BY STACY M. BROWN
With a lively and capacity crowd inside the Renaissance D.C. Downtown Hotel in Washington on Sept. 12, National Newspaper Publishers Association (NNPA) President and CEO Dr. Benjamin F. Chavis, Jr., and NNPA Chair Karen Carter Richards presented the annual National Leadership Awards.
The 2019 honorees were U.S. Representatives Karen Bass (DCalif.), Elijah E. Cummings (DMd.), Bobby Scott (D-Va.), Bennie Thompson (D-Miss.); Ray Curry, secretary-treasurer of the International Union, UAW; Shani W. Hosten, vice president of Multicultural Leadership, AARP; Dr. Kim Smith-Whitley, clinical director of Hematology and director of the Comprehensive Sickle Cell Center, Children’s Hospital of Philadelphia; and Crystal Windham, director of Cadillac Interior Design, General Motors.
Each of the recipients joined NNPA corporate partners and sponsors to reflect on the importance of the Black Press.
“I’d like to particularly thank the Black Press for keeping sickle cell disease in the light,” Whitley said, praising the NNPA for helping to shed light on the fact that one in 12 African Americans have the sickle cell trait, and the blood disorder disproportionately affects Black people.
Thanked Black Press
Another award recipient, Crystal Windham, also applauded the Black Press for its work.
Windham, the first African American woman director in General Motors Design history, said it was remarkable that the Black Press of America will celebrate 192 years. The NNPA observes its 80th anniversary in 2020.
“Do not stop doing what you do,” she said, before encouraging others to follow her historical path.
“I owe it to the individuals that paved the way for me. I’m just an ordinary girl from Detroit,” Windham said. “If I can do it, you can do it too.”
‘Honored and humbled’
Curry reminded the audience of the role that unions have played in America’s civil rights struggles. He also shared some of his own history as a beneficiary of benefits gained through the labor negotiation process.
“I’m truly honored and humbled to be recognized with such a distinguished award,” said Hosten. “I also want to recognize the outstanding legacy of the Black Press.
“I grew up reading the Richmond Free Press and the Richmond Afro; they were staples in our home, around our community, and in our church.

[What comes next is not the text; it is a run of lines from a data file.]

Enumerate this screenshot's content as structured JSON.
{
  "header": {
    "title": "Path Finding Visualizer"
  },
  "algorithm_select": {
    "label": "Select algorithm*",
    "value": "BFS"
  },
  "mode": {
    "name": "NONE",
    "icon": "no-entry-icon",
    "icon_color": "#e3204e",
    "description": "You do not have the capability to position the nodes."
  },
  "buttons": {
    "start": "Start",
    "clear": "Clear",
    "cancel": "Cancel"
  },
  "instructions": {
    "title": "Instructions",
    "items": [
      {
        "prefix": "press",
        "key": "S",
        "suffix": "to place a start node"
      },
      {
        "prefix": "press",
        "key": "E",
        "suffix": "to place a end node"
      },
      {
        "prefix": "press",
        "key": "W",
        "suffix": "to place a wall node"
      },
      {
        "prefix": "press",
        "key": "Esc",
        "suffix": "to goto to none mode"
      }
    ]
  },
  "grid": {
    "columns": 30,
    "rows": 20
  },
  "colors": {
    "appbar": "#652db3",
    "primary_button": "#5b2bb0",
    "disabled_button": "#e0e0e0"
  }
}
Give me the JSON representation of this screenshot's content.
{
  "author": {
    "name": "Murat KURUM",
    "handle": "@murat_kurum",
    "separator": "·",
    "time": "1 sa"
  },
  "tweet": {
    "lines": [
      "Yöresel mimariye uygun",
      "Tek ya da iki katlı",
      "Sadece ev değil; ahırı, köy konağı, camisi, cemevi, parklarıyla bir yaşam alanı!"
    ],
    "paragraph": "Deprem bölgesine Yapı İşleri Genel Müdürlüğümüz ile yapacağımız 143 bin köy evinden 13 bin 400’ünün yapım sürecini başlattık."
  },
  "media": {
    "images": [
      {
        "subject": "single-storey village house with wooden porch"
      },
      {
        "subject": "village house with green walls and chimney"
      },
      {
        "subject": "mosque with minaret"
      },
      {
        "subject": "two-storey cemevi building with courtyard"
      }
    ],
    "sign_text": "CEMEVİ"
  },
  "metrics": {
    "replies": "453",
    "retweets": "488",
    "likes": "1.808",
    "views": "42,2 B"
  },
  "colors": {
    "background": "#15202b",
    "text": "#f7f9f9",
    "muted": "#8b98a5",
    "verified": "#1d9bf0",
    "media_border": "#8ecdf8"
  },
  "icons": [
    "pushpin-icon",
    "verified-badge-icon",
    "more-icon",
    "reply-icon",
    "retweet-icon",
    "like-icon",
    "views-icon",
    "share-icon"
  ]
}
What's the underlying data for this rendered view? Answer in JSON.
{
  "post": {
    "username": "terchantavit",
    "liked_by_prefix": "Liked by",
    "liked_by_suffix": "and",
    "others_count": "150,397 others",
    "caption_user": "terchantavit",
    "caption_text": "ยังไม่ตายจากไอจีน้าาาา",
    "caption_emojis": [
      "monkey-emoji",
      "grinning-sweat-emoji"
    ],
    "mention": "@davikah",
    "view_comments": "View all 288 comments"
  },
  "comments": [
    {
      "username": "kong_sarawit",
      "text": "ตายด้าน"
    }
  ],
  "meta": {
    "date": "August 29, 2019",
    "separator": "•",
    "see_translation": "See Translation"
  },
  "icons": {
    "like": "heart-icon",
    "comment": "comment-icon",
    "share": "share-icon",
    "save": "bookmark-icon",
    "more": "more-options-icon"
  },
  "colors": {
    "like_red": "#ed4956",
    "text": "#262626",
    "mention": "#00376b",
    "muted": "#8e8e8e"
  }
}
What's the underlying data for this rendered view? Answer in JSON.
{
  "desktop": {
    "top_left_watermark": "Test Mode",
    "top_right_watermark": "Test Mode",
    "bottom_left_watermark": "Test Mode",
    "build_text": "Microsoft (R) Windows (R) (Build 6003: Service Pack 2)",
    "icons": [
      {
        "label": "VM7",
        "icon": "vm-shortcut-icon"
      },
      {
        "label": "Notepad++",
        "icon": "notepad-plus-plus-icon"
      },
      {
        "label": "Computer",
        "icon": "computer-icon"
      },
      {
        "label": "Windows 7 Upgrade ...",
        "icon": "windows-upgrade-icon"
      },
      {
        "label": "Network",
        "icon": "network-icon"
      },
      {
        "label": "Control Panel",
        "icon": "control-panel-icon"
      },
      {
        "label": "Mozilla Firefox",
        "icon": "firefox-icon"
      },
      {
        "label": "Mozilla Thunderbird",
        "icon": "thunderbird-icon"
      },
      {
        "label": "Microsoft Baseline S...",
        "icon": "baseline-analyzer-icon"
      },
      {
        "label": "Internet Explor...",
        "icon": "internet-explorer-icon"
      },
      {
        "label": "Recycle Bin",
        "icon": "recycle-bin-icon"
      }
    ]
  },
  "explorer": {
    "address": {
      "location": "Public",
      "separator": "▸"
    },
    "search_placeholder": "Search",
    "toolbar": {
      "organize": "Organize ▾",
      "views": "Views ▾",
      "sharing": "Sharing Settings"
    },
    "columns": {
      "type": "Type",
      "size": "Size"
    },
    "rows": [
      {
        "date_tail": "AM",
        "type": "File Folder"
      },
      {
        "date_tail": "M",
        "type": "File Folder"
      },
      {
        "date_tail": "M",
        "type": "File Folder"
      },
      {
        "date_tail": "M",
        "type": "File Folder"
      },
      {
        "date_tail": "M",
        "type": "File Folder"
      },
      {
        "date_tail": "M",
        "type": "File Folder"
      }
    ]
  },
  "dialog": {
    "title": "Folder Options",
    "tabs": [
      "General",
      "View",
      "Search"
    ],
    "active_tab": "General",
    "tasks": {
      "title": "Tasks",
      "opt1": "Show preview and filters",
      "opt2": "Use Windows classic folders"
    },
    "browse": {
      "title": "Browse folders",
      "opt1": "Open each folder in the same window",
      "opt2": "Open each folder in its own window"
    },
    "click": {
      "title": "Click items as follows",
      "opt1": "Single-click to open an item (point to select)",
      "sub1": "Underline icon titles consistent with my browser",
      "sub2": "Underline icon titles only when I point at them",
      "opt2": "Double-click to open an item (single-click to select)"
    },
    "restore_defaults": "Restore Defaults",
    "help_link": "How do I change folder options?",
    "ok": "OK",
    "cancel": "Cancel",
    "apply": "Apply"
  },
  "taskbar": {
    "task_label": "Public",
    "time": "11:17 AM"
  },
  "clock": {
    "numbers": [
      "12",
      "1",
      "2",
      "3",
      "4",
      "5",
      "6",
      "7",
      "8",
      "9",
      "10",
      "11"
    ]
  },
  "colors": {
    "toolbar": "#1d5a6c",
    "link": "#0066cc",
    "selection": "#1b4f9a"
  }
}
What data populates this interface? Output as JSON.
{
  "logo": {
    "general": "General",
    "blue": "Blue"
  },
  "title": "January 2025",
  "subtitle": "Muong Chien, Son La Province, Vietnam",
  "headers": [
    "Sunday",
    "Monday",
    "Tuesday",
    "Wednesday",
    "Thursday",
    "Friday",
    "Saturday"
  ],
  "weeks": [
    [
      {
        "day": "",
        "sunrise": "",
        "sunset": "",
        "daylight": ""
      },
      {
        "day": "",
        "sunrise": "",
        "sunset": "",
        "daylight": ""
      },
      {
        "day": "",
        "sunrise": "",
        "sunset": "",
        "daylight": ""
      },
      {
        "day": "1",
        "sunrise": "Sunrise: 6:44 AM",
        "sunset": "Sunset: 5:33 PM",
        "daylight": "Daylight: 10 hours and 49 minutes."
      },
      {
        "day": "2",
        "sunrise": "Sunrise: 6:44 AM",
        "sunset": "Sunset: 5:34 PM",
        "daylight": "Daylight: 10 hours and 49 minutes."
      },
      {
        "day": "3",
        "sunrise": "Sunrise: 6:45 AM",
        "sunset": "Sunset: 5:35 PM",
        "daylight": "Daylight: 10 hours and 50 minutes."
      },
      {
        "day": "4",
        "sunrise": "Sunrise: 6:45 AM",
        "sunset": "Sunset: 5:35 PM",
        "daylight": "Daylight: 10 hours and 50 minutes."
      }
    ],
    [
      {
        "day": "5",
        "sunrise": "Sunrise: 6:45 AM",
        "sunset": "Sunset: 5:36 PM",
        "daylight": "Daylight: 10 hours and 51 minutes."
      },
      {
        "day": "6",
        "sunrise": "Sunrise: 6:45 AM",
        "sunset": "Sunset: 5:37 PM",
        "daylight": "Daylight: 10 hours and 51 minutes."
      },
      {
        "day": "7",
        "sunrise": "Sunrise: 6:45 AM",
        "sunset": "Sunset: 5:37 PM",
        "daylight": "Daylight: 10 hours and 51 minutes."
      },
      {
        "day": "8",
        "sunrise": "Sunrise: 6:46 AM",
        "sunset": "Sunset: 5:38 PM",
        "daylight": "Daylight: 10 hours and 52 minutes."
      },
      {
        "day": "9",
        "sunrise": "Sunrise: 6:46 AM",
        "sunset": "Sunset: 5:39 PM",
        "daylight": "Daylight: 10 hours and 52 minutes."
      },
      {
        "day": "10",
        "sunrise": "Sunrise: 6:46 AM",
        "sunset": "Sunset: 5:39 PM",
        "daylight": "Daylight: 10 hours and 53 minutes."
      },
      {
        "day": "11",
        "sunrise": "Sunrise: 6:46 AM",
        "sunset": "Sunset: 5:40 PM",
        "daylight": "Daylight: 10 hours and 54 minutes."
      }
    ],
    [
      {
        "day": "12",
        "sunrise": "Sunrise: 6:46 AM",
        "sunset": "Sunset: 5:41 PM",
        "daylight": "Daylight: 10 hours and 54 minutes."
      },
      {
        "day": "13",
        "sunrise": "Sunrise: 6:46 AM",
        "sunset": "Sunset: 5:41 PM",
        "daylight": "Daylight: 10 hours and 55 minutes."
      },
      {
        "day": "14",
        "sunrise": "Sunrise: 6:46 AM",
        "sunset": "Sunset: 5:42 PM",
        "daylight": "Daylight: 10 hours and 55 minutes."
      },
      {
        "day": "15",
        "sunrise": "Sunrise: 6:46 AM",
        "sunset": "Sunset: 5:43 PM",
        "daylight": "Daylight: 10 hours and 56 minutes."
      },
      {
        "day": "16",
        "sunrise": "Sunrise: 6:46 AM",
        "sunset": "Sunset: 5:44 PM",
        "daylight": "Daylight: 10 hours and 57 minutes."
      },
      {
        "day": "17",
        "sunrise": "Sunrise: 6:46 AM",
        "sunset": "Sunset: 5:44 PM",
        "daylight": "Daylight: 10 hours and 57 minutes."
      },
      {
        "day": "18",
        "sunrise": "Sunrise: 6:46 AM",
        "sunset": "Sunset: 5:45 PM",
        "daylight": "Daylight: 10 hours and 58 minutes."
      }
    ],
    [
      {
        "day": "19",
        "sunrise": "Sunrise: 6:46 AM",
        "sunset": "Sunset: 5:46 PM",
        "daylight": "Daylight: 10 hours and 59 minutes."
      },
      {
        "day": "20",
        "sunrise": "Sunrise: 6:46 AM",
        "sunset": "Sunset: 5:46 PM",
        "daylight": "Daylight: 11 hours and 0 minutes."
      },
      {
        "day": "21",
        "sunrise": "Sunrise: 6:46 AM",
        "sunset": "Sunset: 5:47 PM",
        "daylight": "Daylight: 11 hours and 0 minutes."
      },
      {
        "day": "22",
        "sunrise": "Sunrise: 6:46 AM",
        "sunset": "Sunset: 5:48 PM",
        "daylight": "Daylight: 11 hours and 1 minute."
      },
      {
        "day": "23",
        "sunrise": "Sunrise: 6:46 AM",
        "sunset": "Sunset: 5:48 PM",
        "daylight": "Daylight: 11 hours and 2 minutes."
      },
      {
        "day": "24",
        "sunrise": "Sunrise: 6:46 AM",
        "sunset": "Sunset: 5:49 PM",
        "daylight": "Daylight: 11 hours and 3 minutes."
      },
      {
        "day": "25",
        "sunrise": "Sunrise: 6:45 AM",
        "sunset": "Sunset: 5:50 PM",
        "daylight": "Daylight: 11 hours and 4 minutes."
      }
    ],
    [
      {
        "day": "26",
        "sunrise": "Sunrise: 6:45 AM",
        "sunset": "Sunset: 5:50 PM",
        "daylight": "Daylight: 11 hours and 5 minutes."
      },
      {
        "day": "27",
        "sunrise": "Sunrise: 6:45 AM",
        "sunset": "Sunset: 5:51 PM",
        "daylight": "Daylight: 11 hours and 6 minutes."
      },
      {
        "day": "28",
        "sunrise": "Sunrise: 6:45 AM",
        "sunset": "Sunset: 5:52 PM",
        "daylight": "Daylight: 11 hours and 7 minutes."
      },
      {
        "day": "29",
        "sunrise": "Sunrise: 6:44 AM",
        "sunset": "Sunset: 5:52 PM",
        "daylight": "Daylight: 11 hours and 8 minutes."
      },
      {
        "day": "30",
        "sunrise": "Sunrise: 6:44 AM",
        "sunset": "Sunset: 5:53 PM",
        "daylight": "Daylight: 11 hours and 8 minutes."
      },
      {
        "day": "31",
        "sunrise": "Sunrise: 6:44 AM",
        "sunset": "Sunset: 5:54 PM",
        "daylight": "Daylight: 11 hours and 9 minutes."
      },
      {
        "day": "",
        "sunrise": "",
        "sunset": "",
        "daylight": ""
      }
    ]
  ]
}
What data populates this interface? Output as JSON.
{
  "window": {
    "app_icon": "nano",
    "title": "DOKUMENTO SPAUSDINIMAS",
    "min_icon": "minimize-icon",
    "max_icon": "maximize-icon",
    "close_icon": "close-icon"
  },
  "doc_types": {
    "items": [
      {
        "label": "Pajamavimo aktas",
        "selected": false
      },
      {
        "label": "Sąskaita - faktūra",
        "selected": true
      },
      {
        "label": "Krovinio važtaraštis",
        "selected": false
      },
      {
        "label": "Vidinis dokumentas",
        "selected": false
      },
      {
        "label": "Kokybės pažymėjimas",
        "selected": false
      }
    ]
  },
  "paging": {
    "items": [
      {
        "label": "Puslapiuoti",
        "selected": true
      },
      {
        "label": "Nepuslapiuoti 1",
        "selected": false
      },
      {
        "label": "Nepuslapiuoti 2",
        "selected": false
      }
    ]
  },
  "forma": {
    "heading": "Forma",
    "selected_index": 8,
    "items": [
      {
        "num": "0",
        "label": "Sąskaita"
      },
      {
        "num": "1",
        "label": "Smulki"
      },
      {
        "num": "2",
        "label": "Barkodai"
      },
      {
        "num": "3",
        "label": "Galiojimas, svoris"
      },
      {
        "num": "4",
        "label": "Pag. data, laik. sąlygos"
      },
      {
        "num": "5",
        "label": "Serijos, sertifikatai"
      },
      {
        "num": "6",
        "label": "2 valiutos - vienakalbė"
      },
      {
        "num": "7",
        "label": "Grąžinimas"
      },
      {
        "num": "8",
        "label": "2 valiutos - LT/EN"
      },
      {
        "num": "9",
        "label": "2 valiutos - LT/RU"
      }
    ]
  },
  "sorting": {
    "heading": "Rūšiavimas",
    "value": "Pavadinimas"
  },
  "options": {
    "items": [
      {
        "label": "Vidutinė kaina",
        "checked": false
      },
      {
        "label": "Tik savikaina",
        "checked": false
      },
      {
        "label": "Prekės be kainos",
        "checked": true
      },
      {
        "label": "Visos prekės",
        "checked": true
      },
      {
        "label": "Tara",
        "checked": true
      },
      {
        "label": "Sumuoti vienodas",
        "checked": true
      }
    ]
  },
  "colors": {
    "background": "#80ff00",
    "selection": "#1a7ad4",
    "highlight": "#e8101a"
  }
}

Those stories told our stories, and I thank the Black Press for the continued partnership with AARP, and for 192 years of telling our story in our community which is so critical now more than ever,” Hosten added.
Scott, who accepted the award for his national leadership in education, thanked Chavis and Carter Richards for their guidance of the Black Press. “The Black Press tells news that needs to be told,” Scott said.
Bass reflected, “We look to [The Black Press] for news. America knows the work you do, and we look to you to help tell our story,” she said.
About the awards
The gathering included appearances by the Rev. Jesse Jackson, NAACP President and CEO Derrick Johnson, NAACP Chairman Leon Russell, Cuban Ambassador to the United States José Ramón Cabañas, and famed film producer and MIT Media Lab research scholar Topper Carew.
The awards honor individuals who are national leaders in their specific fields and whose actions have helped to improve the quality of life for African Americans and others.
The NNPA, the trade organization representing African American-owned newspapers and media companies throughout the country, began the Leadership Awards in 2014 when it was decided that the optimal time to host such an event would be during the Congressional Black Caucus Foundation’s Annual Legislative Conference, a week-long gathering that’s held each September.
The shared objective of the conference and the NNPA National Leadership Awards is to network, collaborate, and strategize collectively for the advancement and empowerment of Black America.
“We salute them for the leadership they have displayed in the Black community and for their overall support of the Black Press,” NNPA Chair and Houston Forward Times Publisher Karen Carter Richards.
“The Black Press is needed now more than ever. We are the daily recorders of our history. We are, and forever will be, The Original Black Press of America,” Richards added.